A moderately-sized crowd gathered in McInnis auditorium for the September 30 session of Windows on the World.
The speaker was Dr. Bruce Lockerbie, chairman of PAIDEIA, Incorporated. He has taught Bible and English at the Stoney Brook School in New York, and he is a member of the American Society of Composers, Authors and Publishers.
“Prolific would be an apropos adjective for Lockerbie,” Dr. David Greenhalgh, dean of arts and sciences, said in his introduction of Lockerbie.
The title of Lockerbie’s lecture was “‘The Life We Image’: Avoiding Clichés about Christians and the Arts.”
When Lockerbie took the podium, the audience was greeted by a graying, scholarly fellow wearing glasses, a gray suit and a blue-and-gray striped tie. One may have expected to hear a lecture about string theory or the Peloponnesian War from him, rather than a lecture about art.
However, the audience quickly discovered that Lockerbie had very strong opinions about art and a Christian’s place in the arts, and that his knowledge of the arts was extensive.
Lockerbie’s lecture was a very polished work of art in itself. Every example, metaphor, phrase and word was carefully chosen.
The cliches Lockerbie spoke against were, “Art is all a matter of taste,” “Beauty is in the eye of the beholder,” and “Art for art’s sake.”
One of the purposes of Lockerbie’s lecture was to address society’s “glorified elevation of trash as art.”
According to Lockerbie, the first two cliches carry with them an air of subjectivism, and the third cliche points to art with no meaning or purpose.
Lockerbie argued that judging art cannot be purely subjective.
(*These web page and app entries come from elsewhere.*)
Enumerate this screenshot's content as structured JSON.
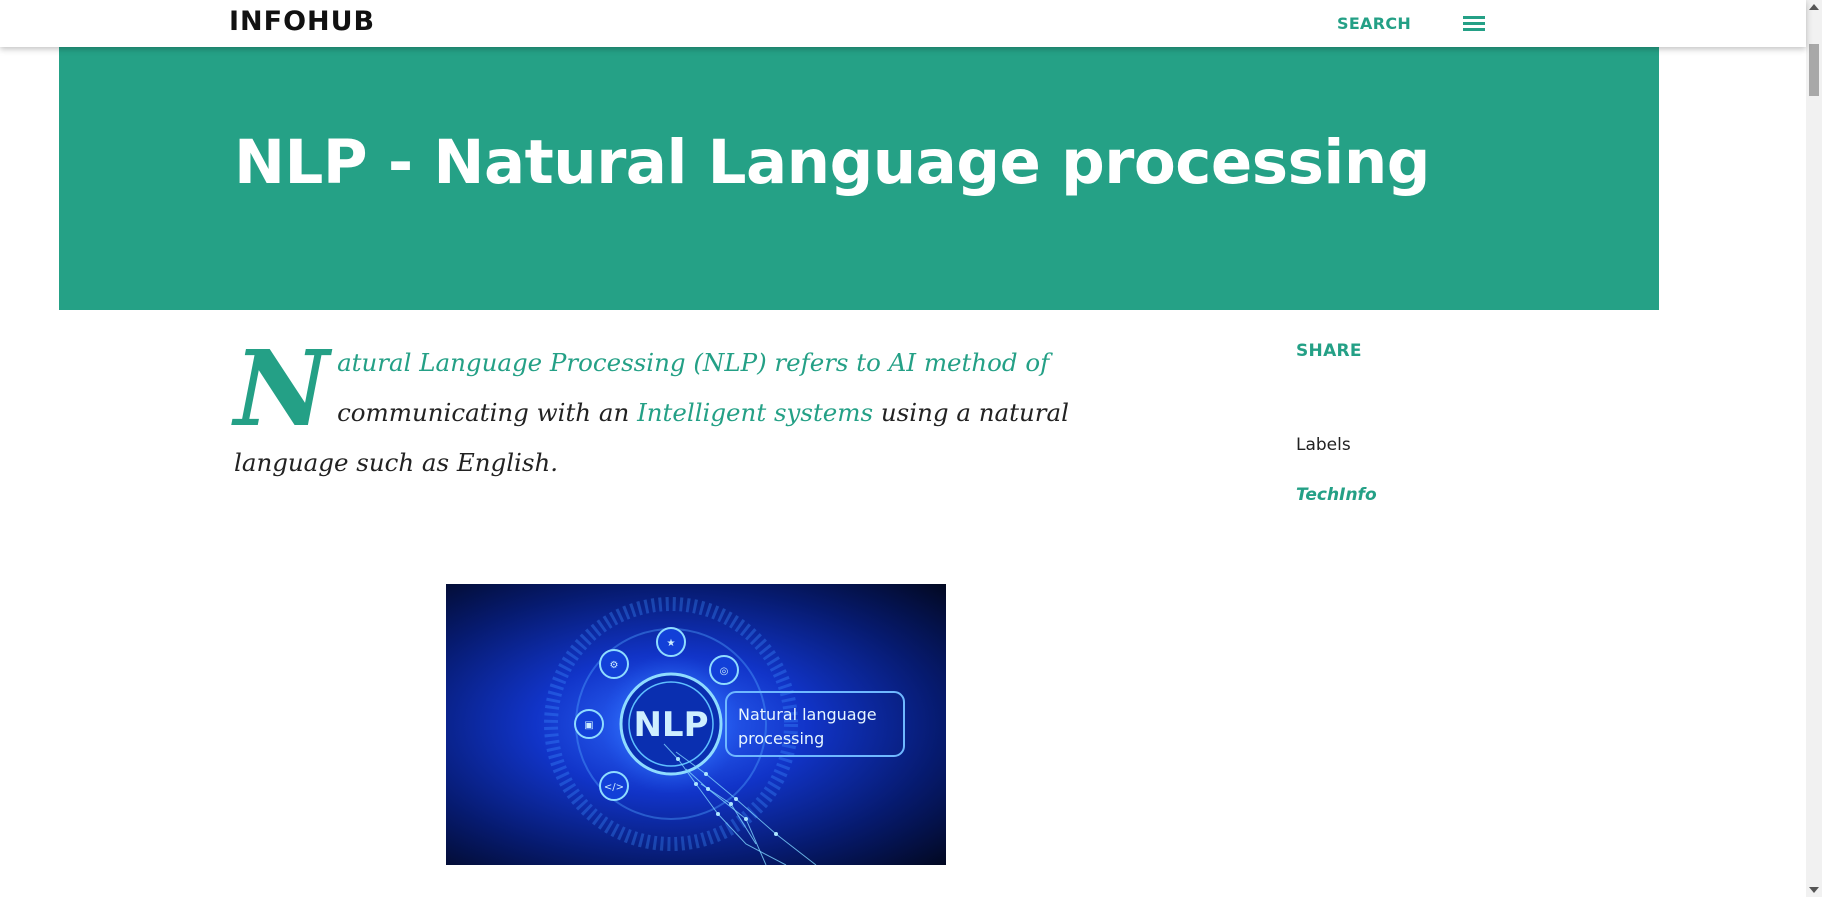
{
  "header": {
    "brand": "INFOHUB",
    "search_label": "SEARCH",
    "menu_icon": "hamburger-menu-icon"
  },
  "post": {
    "title": "NLP - Natural Language processing",
    "dropcap": "N",
    "intro_link": "atural Language Processing (NLP) refers to AI method of",
    "text_1": "communicating with an",
    "inline_link": "Intelligent systems",
    "text_2": "using a natural language such as English.",
    "image": {
      "title": "NLP",
      "caption_line1": "Natural language",
      "caption_line2": "processing"
    }
  },
  "sidebar": {
    "share_label": "SHARE",
    "labels_heading": "Labels",
    "label_items": [
      "TechInfo"
    ]
  },
  "colors": {
    "accent": "#24a086",
    "hero_bg": "#25a186"
  }
}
The test of time is one way to determine what is great art, but more important is the worldview the art presents.
“Truth determines the life we image,” Lockerbie said. “Truth is the highest criteria for art.”
Despite what those who live by the cliché of “Art for art’s sake” say, Lockerbie said that portraying the truth is also the purpose of art.
Lockerbie said that while all artists can portray some truth in their art, only Christians can portray the ultimate truth, that is, the truth of God’s love. Because of this fact, a Christian’s art is capable of something that a non-Christian’s is not.
“All humans can take part in the gift of art, but only the redeemed can offer one’s own art back to the Creator,” Lockerbie said.
“A Christian worldview is taken both from the foot of the cross and the door of the empty tomb,” he added. “Is there anything more beautiful in all the world than truth that brings us reason for hope?”
Lockerbie wrapped his lecture up with an application to Christians that echoed I Corinthians 10:31. He said, “Whatever you do, in work or play, in a group or alone, God wants your best effort.”